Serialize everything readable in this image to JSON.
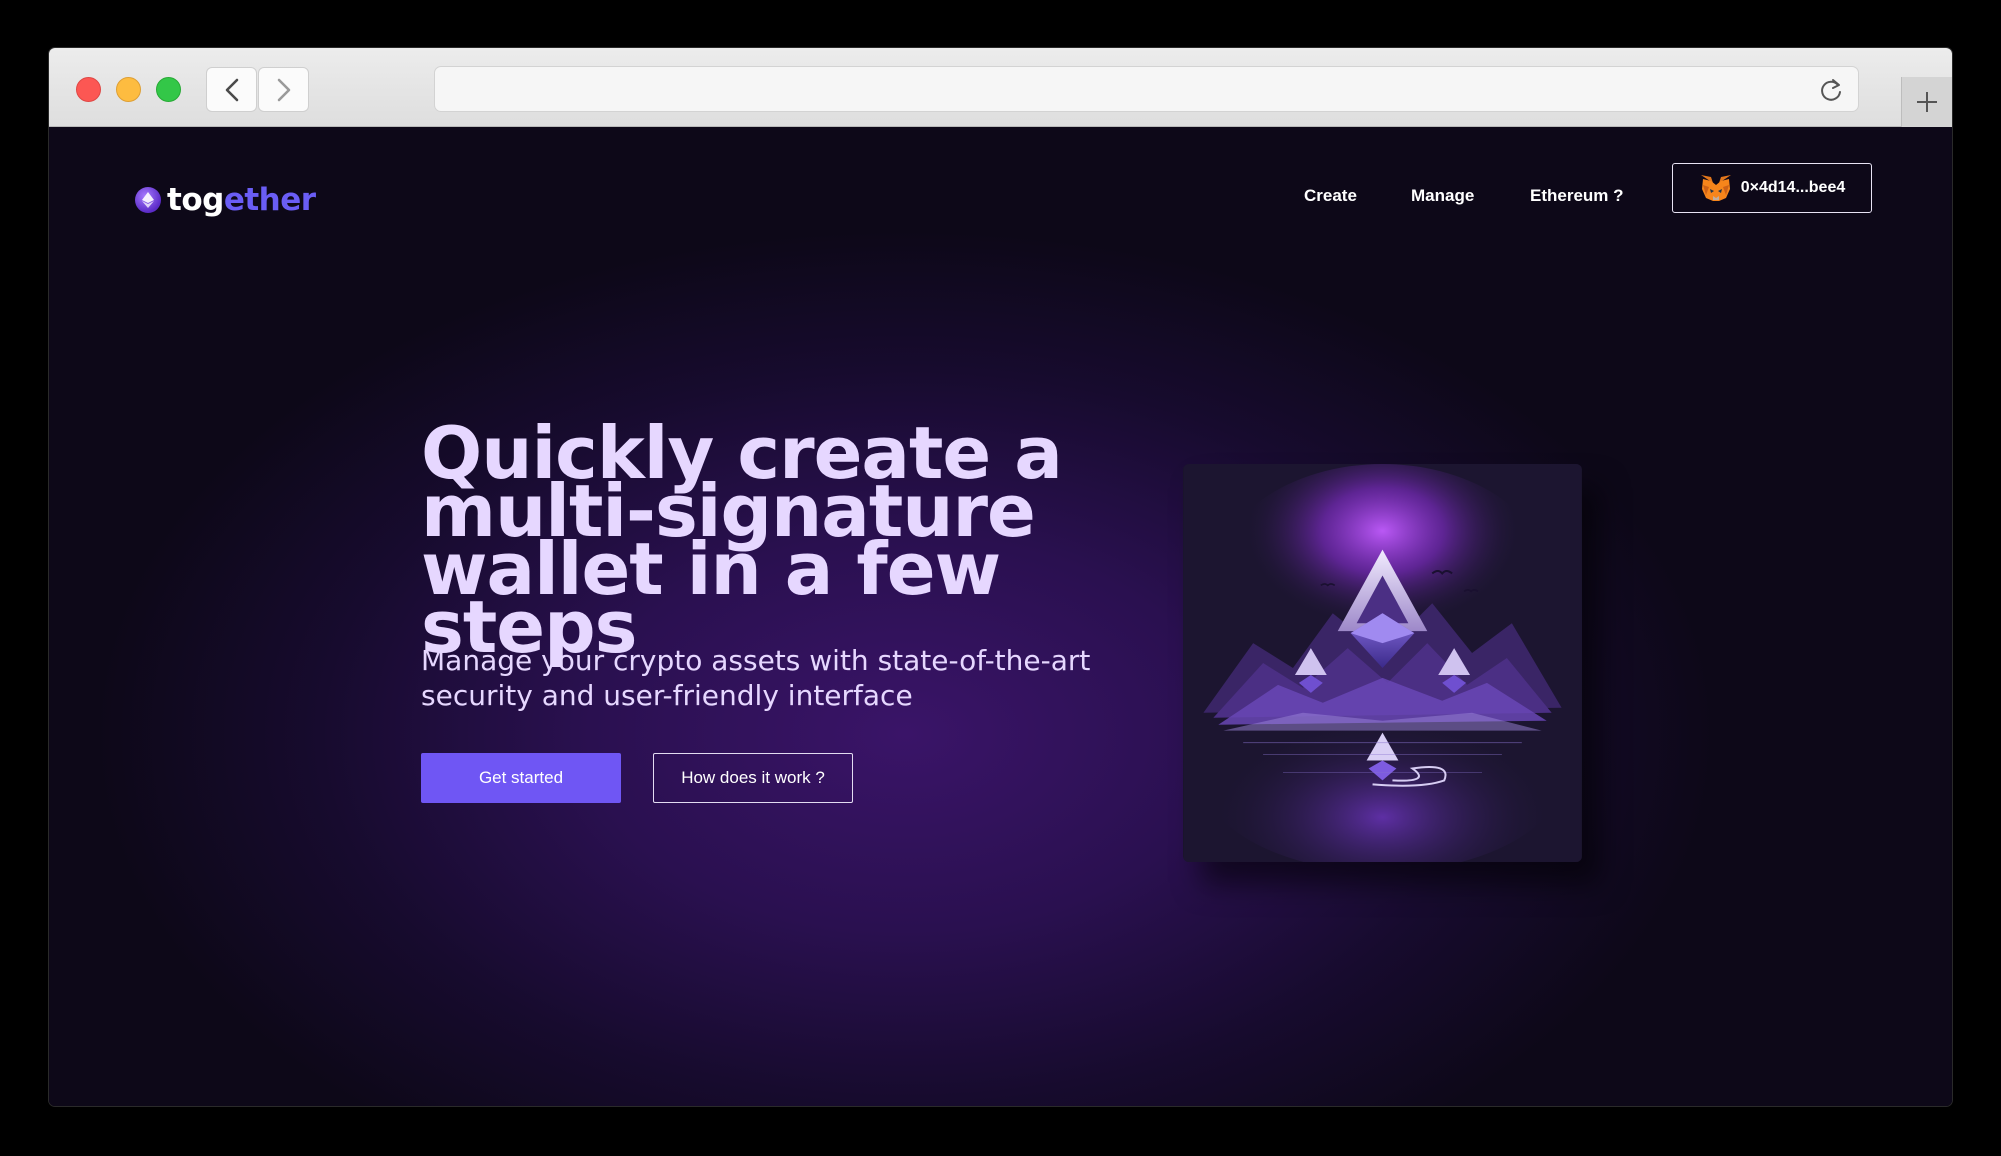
{
  "browser": {
    "url": "",
    "icons": {
      "back": "chevron-left-icon",
      "forward": "chevron-right-icon",
      "reload": "reload-icon",
      "new_tab": "plus-icon"
    }
  },
  "header": {
    "logo": {
      "part1": "tog",
      "part2": "ether",
      "icon": "ethereum-logo-icon"
    },
    "nav": [
      {
        "label": "Create"
      },
      {
        "label": "Manage"
      },
      {
        "label": "Ethereum ?"
      }
    ],
    "wallet": {
      "address": "0×4d14...bee4",
      "icon": "metamask-fox-icon"
    }
  },
  "hero": {
    "title_lines": [
      "Quickly create a",
      "multi-signature",
      "wallet in a few steps"
    ],
    "subtitle_lines": [
      "Manage your crypto assets with state-of-the-art",
      "security and user-friendly interface"
    ],
    "primary_cta": "Get started",
    "secondary_cta": "How does it work ?",
    "image": "ethereum-mountain-illustration"
  },
  "colors": {
    "accent": "#6f56f4",
    "logo_accent": "#6a5df5",
    "hero_text": "#e6d7ff",
    "background": "#0d0818"
  }
}
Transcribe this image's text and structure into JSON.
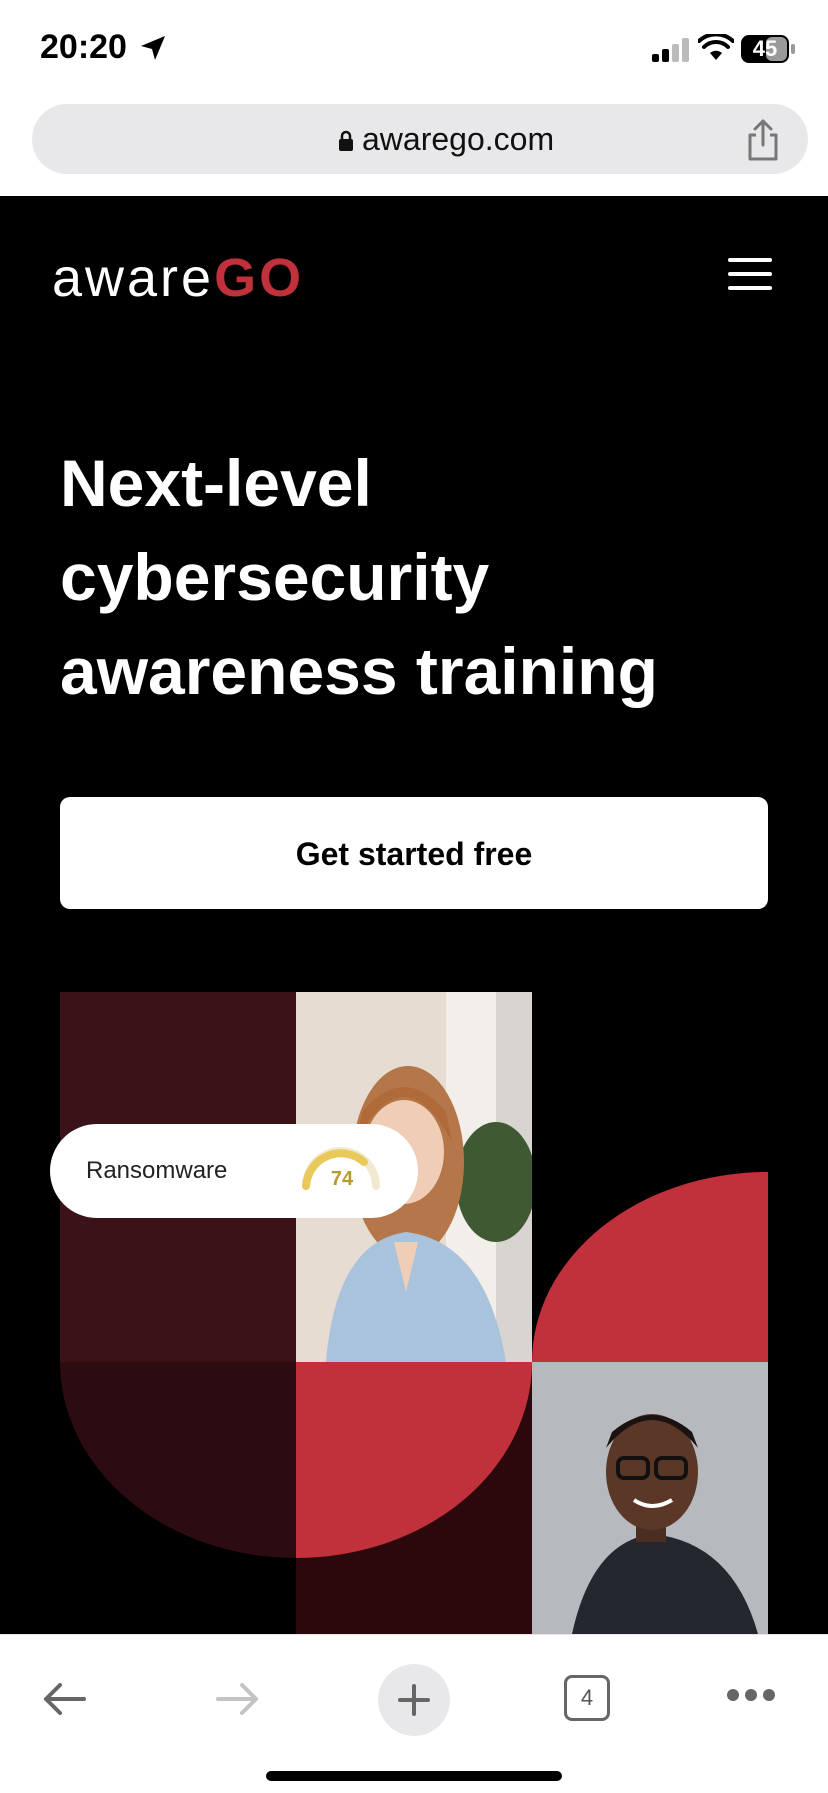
{
  "status_bar": {
    "time": "20:20",
    "battery": "45"
  },
  "browser": {
    "url": "awarego.com"
  },
  "header": {
    "logo_part1": "aware",
    "logo_part2": "GO"
  },
  "hero": {
    "headline_line1": "Next-level",
    "headline_line2": "cybersecurity",
    "headline_line3": "awareness training",
    "cta_label": "Get started free",
    "score_card": {
      "label": "Ransomware",
      "value": "74"
    }
  },
  "toolbar": {
    "tab_count": "4"
  },
  "colors": {
    "brand_red": "#c0313c",
    "dark_maroon": "#3a1218",
    "background": "#000000"
  }
}
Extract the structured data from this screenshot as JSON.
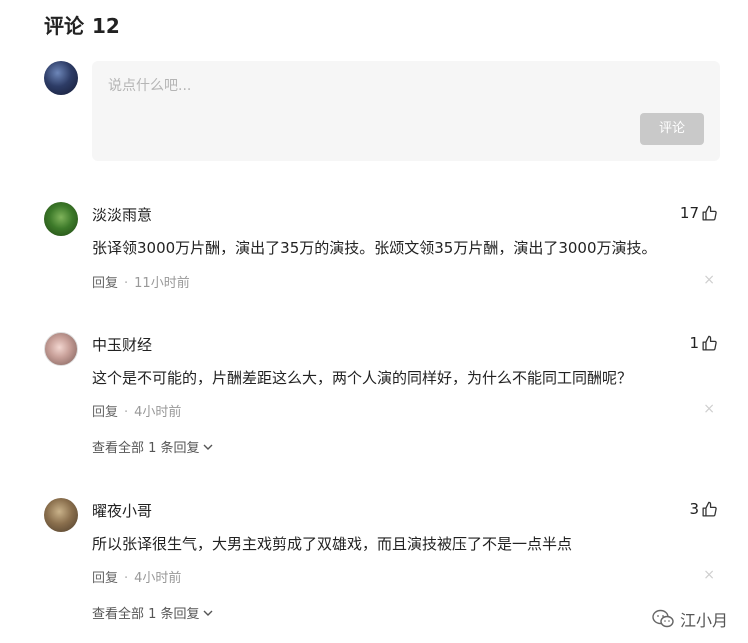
{
  "header": {
    "title": "评论",
    "count": "12"
  },
  "composer": {
    "placeholder": "说点什么吧...",
    "submit_label": "评论"
  },
  "comments": [
    {
      "name": "淡淡雨意",
      "likes": "17",
      "text": "张译领3000万片酬，演出了35万的演技。张颂文领35万片酬，演出了3000万演技。",
      "reply_label": "回复",
      "time": "11小时前",
      "close": "×"
    },
    {
      "name": "中玉财经",
      "likes": "1",
      "text": "这个是不可能的，片酬差距这么大，两个人演的同样好，为什么不能同工同酬呢？",
      "reply_label": "回复",
      "time": "4小时前",
      "close": "×",
      "view_replies": "查看全部 1 条回复"
    },
    {
      "name": "曜夜小哥",
      "likes": "3",
      "text": "所以张译很生气，大男主戏剪成了双雄戏，而且演技被压了不是一点半点",
      "reply_label": "回复",
      "time": "4小时前",
      "close": "×",
      "view_replies": "查看全部 1 条回复"
    }
  ],
  "watermark": {
    "label": "江小月"
  },
  "colors": {
    "input_bg": "#f6f6f6",
    "button_disabled": "#c9c9c9",
    "text": "#222222",
    "meta": "#999999"
  }
}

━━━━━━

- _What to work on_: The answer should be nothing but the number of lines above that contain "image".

- _Task response_: 3